2.30 The review sets out a number of important distinctions between the rural PRS and its urban counterpart. The rural sector can cater better to larger households, as properties are likely to have more rooms, and they are more likely to be unfurnished, which makes them suitable for established families ( TS:29). Properties may be associated with the tenants' employment (including tied housing), although some evidence suggests that this is declining ( LS:82). The sector is also less short term, with tenants remaining in their homes for many years (for example, half of tenants in rural areas said they did not expect to move again ( TS:40); rural tenants were more likely to want a longer tenancy than the six months offered by a SAT ( TS:72).
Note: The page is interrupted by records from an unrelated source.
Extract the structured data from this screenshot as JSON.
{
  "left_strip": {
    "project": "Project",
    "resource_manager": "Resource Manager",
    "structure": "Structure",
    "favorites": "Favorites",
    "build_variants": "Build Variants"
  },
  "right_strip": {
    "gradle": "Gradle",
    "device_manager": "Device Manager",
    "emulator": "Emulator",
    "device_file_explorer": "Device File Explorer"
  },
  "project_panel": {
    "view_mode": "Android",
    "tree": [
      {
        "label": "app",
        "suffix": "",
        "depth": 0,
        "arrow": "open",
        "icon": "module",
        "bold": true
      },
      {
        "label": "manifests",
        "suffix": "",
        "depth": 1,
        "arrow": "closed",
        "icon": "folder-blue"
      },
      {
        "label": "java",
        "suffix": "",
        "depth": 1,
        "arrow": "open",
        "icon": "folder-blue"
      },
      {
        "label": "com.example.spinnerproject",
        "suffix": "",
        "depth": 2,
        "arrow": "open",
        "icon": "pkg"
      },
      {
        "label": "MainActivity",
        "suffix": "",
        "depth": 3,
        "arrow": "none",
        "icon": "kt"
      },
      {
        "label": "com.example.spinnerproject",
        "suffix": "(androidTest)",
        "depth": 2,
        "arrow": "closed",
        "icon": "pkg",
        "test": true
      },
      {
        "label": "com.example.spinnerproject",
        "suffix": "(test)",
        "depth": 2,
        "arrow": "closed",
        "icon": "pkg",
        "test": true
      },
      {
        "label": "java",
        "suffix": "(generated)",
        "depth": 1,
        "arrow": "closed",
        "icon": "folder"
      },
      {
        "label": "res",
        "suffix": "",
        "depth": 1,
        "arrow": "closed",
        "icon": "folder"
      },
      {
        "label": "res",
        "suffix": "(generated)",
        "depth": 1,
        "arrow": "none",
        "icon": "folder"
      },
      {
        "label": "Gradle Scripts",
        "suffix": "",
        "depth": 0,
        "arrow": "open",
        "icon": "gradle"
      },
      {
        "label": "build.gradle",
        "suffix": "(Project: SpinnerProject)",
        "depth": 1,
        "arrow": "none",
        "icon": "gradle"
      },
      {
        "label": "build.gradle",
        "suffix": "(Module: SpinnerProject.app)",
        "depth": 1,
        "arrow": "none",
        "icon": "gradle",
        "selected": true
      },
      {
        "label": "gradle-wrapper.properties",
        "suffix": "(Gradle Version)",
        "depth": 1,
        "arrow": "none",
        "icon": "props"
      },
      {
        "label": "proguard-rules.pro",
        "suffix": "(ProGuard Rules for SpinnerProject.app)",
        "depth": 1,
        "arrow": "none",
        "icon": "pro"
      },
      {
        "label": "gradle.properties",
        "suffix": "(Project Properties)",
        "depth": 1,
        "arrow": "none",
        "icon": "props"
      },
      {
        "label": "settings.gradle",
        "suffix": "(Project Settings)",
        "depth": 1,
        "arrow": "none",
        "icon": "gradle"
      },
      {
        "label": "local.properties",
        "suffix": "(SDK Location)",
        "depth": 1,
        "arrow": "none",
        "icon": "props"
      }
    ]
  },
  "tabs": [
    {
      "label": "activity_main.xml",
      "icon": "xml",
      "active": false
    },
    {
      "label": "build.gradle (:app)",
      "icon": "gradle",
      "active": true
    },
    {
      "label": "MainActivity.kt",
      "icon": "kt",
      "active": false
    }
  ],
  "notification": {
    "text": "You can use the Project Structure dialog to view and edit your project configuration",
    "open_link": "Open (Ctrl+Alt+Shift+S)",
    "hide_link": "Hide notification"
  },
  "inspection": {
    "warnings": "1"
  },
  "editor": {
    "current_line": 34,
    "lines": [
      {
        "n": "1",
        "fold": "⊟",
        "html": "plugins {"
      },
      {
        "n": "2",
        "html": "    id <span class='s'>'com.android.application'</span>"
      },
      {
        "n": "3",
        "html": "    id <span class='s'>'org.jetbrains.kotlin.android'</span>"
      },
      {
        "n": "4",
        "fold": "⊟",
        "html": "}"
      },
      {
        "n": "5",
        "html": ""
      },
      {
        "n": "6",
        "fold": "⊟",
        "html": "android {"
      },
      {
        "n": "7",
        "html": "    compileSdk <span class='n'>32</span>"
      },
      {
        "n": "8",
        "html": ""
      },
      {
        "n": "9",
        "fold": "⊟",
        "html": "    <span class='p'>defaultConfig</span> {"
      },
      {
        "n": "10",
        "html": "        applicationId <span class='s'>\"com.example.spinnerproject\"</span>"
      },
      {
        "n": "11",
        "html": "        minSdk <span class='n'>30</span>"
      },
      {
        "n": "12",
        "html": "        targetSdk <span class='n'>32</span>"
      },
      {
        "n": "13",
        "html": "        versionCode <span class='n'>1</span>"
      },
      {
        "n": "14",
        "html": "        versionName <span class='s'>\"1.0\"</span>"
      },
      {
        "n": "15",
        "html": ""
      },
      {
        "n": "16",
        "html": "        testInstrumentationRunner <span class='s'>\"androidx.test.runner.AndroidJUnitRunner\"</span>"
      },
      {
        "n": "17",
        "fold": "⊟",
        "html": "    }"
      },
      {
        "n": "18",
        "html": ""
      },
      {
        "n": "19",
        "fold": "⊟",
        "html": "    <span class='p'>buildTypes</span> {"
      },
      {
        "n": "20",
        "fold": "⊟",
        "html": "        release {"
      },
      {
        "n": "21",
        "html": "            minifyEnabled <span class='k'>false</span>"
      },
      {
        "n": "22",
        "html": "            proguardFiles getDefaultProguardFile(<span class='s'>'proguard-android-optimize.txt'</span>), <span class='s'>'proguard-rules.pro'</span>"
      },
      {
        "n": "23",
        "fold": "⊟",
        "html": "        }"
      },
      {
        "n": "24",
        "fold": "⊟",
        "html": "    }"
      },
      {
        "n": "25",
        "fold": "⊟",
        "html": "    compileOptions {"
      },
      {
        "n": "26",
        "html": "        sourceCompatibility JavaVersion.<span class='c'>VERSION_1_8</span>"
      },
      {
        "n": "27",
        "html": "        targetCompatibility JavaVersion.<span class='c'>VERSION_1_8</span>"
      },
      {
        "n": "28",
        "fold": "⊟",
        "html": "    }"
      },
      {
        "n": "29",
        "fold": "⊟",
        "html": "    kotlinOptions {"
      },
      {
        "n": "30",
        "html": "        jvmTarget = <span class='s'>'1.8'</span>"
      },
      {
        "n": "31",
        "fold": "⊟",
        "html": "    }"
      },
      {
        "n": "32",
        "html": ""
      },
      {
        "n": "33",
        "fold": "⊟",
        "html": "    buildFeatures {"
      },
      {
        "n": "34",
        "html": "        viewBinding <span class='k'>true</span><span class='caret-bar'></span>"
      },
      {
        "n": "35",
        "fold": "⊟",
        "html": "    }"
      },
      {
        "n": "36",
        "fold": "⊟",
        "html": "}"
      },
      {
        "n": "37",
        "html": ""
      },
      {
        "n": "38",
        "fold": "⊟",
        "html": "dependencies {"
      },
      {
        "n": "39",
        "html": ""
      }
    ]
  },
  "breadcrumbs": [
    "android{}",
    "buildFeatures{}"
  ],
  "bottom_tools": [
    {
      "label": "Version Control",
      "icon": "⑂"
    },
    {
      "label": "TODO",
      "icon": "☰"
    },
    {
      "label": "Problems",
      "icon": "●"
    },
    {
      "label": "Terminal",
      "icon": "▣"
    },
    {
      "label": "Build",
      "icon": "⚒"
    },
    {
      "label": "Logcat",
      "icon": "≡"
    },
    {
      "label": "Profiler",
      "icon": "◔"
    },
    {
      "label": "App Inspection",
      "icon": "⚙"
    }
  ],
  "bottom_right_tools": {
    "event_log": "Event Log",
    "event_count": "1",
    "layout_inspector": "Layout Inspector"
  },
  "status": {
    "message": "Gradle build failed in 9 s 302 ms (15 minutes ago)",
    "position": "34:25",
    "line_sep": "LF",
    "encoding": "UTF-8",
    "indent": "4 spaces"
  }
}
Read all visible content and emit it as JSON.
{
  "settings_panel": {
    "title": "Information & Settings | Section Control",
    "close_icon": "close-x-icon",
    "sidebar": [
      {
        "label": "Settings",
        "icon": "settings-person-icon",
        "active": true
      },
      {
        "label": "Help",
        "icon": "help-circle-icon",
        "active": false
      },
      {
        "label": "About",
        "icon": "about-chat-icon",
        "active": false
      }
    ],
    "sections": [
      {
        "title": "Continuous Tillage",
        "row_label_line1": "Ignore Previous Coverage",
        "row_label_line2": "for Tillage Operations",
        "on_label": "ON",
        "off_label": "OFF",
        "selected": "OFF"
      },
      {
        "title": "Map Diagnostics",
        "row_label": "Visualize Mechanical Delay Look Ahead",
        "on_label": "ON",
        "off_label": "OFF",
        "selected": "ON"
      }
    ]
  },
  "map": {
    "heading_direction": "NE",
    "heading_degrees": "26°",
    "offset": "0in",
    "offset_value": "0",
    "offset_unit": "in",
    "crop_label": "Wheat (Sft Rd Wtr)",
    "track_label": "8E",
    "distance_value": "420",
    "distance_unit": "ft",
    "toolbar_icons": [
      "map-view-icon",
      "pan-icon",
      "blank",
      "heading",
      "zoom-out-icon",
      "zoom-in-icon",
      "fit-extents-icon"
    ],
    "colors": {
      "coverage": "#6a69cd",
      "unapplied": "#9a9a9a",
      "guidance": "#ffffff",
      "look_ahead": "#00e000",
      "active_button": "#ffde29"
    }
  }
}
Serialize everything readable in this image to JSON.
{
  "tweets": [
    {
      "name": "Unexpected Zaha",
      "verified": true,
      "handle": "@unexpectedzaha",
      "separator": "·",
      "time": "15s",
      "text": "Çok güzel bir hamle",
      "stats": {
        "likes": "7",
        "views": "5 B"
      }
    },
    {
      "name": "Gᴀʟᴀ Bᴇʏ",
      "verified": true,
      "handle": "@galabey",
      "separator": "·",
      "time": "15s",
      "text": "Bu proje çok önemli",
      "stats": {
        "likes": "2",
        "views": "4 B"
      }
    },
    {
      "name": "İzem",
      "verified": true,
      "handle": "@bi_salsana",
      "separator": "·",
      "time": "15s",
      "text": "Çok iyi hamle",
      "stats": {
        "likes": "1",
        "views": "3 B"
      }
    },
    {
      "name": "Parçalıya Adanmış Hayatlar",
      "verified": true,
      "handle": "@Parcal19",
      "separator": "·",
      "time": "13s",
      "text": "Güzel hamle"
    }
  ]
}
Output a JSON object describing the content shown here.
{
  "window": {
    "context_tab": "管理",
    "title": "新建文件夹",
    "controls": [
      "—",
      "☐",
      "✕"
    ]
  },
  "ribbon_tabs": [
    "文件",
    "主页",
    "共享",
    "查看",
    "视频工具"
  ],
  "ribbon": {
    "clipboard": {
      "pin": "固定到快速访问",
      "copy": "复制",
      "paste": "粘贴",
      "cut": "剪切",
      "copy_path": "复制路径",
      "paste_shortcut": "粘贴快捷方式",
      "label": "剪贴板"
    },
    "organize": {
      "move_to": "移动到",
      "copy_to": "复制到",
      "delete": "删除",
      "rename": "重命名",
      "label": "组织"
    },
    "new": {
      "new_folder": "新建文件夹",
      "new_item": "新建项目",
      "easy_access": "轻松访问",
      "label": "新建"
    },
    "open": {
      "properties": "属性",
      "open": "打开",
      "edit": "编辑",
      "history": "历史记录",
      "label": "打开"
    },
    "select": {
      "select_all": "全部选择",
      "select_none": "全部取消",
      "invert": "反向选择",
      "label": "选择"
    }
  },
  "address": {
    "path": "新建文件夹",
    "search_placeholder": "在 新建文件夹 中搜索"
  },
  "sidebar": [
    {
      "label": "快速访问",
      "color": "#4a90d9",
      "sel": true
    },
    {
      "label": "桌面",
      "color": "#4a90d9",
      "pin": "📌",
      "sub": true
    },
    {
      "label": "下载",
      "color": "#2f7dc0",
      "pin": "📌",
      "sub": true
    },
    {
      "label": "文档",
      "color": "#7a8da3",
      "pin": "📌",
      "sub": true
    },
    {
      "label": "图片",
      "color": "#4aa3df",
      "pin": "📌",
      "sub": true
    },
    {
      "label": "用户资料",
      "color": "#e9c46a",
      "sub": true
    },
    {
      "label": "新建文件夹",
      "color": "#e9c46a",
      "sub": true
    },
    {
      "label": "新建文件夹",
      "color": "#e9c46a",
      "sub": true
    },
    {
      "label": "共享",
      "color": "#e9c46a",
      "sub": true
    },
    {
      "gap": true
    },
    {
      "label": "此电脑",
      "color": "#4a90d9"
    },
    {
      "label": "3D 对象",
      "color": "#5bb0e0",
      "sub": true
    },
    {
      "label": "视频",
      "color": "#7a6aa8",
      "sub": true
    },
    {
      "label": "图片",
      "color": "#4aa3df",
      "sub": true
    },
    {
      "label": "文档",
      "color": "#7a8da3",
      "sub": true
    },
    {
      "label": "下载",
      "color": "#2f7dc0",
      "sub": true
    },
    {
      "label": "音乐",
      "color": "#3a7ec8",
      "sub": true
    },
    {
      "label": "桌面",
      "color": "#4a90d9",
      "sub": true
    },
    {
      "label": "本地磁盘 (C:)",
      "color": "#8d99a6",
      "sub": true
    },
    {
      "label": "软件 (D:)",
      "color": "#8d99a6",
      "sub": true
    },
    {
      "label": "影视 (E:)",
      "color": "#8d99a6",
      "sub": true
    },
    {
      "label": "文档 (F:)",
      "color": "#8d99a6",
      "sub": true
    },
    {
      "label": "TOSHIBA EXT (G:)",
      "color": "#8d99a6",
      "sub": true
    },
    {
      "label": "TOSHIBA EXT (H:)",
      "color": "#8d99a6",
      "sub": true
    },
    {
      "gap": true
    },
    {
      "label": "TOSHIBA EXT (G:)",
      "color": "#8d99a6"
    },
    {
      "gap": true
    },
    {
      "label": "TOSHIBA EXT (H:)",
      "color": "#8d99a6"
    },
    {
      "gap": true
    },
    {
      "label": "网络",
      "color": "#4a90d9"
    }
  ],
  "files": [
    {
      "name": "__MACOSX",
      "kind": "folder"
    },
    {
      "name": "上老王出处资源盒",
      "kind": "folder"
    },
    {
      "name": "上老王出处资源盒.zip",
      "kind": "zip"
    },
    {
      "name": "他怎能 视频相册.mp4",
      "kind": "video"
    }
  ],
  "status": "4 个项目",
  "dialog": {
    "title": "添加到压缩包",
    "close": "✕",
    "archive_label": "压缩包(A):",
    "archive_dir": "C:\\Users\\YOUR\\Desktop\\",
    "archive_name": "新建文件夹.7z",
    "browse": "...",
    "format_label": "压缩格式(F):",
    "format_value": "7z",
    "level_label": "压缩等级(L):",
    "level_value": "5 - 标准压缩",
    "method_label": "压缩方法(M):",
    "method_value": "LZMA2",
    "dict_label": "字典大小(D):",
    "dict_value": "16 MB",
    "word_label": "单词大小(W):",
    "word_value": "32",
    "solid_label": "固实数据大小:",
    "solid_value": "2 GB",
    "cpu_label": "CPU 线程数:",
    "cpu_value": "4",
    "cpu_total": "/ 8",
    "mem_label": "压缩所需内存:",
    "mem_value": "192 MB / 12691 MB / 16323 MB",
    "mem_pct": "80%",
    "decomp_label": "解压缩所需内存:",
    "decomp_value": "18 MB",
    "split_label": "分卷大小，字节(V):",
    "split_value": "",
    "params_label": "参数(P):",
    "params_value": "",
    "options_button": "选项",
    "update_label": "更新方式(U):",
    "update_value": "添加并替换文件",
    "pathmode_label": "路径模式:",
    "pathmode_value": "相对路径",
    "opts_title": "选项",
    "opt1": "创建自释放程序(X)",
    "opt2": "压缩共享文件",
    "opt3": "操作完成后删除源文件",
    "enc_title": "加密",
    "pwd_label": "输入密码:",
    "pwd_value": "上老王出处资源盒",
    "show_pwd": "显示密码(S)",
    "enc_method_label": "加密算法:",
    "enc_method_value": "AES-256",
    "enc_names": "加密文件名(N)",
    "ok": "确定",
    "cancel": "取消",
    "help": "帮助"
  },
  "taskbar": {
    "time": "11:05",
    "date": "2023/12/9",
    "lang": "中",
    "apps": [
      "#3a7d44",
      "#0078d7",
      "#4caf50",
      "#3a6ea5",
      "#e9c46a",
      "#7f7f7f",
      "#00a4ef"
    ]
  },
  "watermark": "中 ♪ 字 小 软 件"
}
2.31 A key issue for rural PRS households is the affordability of owner-occupied housing. The review found that the main reason tenants in rural areas are renting is because they cannot afford to buy an appropriately-sized home in a suitable local area. While this is also a problem for some tenants in the urban PRS, the scale of the problem in rural areas could be seen to be greater, as households appear to be renting for longer periods. Of course, this could also reflect household choice. The Scottish Government is taking a range of actions to improve affordability, although it has recognised that, particularly in more remote communities, providing sufficient levels of such housing is a challenge. Because of this, and the relative lack of supply of social housing in some rural areas, it could be that there is limited choice to buy and the PRS becomes a key housing provider. Further, there may be a very limited choice of properties for rent, because of the remoteness of some communities and/or a local lack of supply. The review found that rural households were more likely to identify a lack of properties for rent in areas where they wanted to live and a lack of appropriately-sized properties ( TS:30).

2.32 There also appears to be an 'informality' in the rural PRS between tenant and landlord, with a higher proportion of tenants reporting that they did not have a written and signed tenancy agreement and being less likely to have paid a deposit or fee ( TS:59) for their current property when compared to those in urban areas. This 'informality' may also translate into lack of awareness of legal rights, with a slightly higher proportion of tenants in rural areas feeling they did not understand their rights and a higher proportion not understanding the legal process that landlords would have to go through to end their tenancy and/or evict them ( TS:73). Rural tenants had lower awareness of landlord accreditation and registration and were also less likely to check that their landlord was registered and less likely to feel that landlord accreditation was important ( TS:45).

Conclusions

2.33 As the Good Practice Resource Pack makes clear, local authorities will have to undertake an assessment of their local housing market, including the role that the PRS plays within it, in order to understand the specific nature of the sector in their area. This information is essential in order to produce the Local Housing Strategy, engage effectively with landlords and provide services for tenants. The Resource Pack suggests a range of information sources that may help councils gather data on their local private rented market.

2.34 The Scottish Government recognises the particularly important role that the PRS plays in rural areas. There are specific provisions to increase the supply of affordable housing in rural areas, including Rural Empty Property Grant, the operation of which is currently being reviewed by the Scottish Government (see Chapter 7 for a general discussion of bringing empty houses back into use).

2.35 The Scottish Government has also launched Rural Homes for Rent, a pilot scheme supported by £5 million over three years from 2008. Rural landowners and community buy-outs can apply for housing grants to help them build new affordable homes for rent on their land. The aim is to help to maintain the long-term viability of rural areas. The scheme is expected to provide 100 new affordable homes for private rent by 2011, after which its results will be assessed.

2.36 We will bear in mind the particular needs of rural tenants and landlords when considering how to improve the provision of information to the sector (see Chapter 5).